**ASSIGNED TASK:** Word for word, and with pictures excluded, copy out all the records that follow.

**AVAILABLE DATA:**
┄┄┄┄┄┄┄┄┄┄┄┄┄┄┄┄┄┄┄┄

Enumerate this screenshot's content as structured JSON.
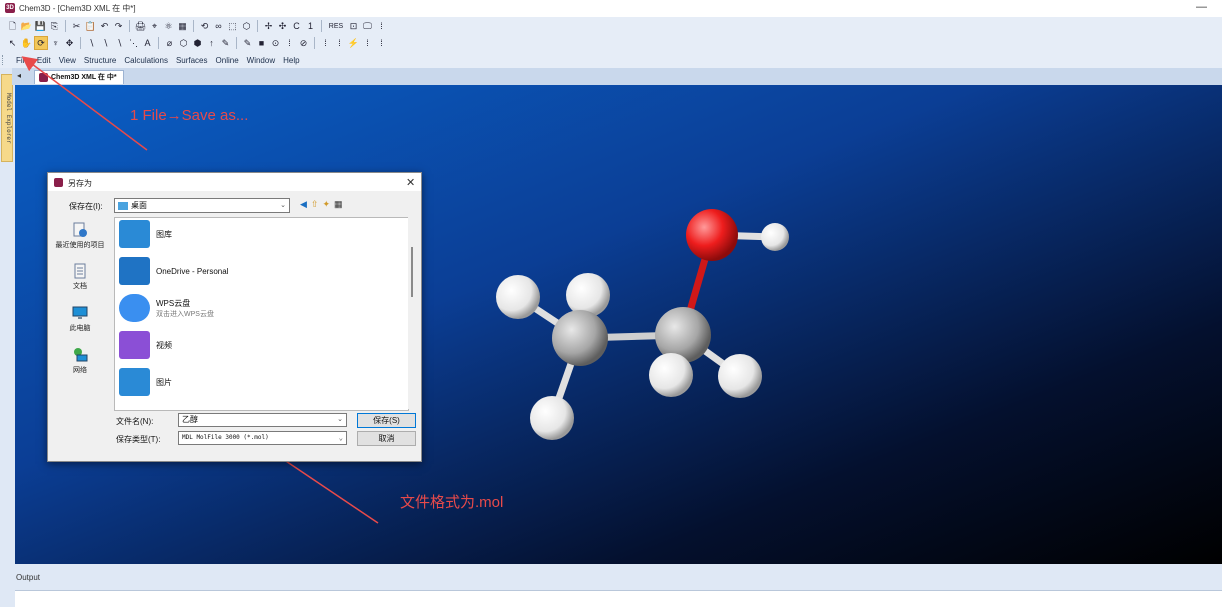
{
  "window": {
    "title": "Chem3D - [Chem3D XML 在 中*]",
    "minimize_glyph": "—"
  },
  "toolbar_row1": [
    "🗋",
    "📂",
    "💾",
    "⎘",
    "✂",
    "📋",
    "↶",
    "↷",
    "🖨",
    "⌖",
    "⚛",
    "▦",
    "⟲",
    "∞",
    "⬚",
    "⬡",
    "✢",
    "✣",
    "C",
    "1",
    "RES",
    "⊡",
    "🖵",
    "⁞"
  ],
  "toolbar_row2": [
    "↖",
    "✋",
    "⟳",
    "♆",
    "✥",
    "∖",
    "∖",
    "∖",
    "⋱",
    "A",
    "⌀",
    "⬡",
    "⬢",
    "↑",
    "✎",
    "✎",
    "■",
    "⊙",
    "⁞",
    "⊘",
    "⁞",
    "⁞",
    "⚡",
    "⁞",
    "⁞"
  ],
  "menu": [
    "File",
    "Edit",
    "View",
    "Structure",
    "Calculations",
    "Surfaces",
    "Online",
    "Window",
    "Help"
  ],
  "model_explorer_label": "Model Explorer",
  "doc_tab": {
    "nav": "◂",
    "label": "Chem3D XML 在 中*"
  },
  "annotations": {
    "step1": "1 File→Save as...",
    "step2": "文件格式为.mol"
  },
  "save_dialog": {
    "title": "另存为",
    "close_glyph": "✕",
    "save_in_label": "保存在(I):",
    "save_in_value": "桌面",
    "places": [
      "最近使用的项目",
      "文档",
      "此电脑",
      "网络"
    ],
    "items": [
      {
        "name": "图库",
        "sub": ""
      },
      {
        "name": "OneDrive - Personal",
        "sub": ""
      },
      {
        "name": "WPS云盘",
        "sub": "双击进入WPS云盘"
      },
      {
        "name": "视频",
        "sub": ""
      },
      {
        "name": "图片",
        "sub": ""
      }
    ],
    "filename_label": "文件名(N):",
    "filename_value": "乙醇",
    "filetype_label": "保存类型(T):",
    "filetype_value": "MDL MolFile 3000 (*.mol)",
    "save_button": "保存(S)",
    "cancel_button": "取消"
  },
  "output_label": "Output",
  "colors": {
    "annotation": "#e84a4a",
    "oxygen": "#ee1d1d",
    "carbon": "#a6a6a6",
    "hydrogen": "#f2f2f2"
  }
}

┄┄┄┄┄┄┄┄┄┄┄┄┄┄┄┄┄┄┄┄

**WORKED SOLUTION:**
Enumerate this screenshot's content as structured JSON.
{
  "window": {
    "title": "Chem3D - [Chem3D XML 在 中*]",
    "minimize_glyph": "—"
  },
  "toolbar_row1": [
    "🗋",
    "📂",
    "💾",
    "⎘",
    "✂",
    "📋",
    "↶",
    "↷",
    "🖨",
    "⌖",
    "⚛",
    "▦",
    "⟲",
    "∞",
    "⬚",
    "⬡",
    "✢",
    "✣",
    "C",
    "1",
    "RES",
    "⊡",
    "🖵",
    "⁞"
  ],
  "toolbar_row2": [
    "↖",
    "✋",
    "⟳",
    "♆",
    "✥",
    "∖",
    "∖",
    "∖",
    "⋱",
    "A",
    "⌀",
    "⬡",
    "⬢",
    "↑",
    "✎",
    "✎",
    "■",
    "⊙",
    "⁞",
    "⊘",
    "⁞",
    "⁞",
    "⚡",
    "⁞",
    "⁞"
  ],
  "menu": [
    "File",
    "Edit",
    "View",
    "Structure",
    "Calculations",
    "Surfaces",
    "Online",
    "Window",
    "Help"
  ],
  "model_explorer_label": "Model Explorer",
  "doc_tab": {
    "nav": "◂",
    "label": "Chem3D XML 在 中*"
  },
  "annotations": {
    "step1": "1 File→Save as...",
    "step2": "文件格式为.mol"
  },
  "save_dialog": {
    "title": "另存为",
    "close_glyph": "✕",
    "save_in_label": "保存在(I):",
    "save_in_value": "桌面",
    "places": [
      "最近使用的项目",
      "文档",
      "此电脑",
      "网络"
    ],
    "items": [
      {
        "name": "图库",
        "sub": ""
      },
      {
        "name": "OneDrive - Personal",
        "sub": ""
      },
      {
        "name": "WPS云盘",
        "sub": "双击进入WPS云盘"
      },
      {
        "name": "视频",
        "sub": ""
      },
      {
        "name": "图片",
        "sub": ""
      }
    ],
    "filename_label": "文件名(N):",
    "filename_value": "乙醇",
    "filetype_label": "保存类型(T):",
    "filetype_value": "MDL MolFile 3000 (*.mol)",
    "save_button": "保存(S)",
    "cancel_button": "取消"
  },
  "output_label": "Output",
  "colors": {
    "annotation": "#e84a4a",
    "oxygen": "#ee1d1d",
    "carbon": "#a6a6a6",
    "hydrogen": "#f2f2f2"
  }
}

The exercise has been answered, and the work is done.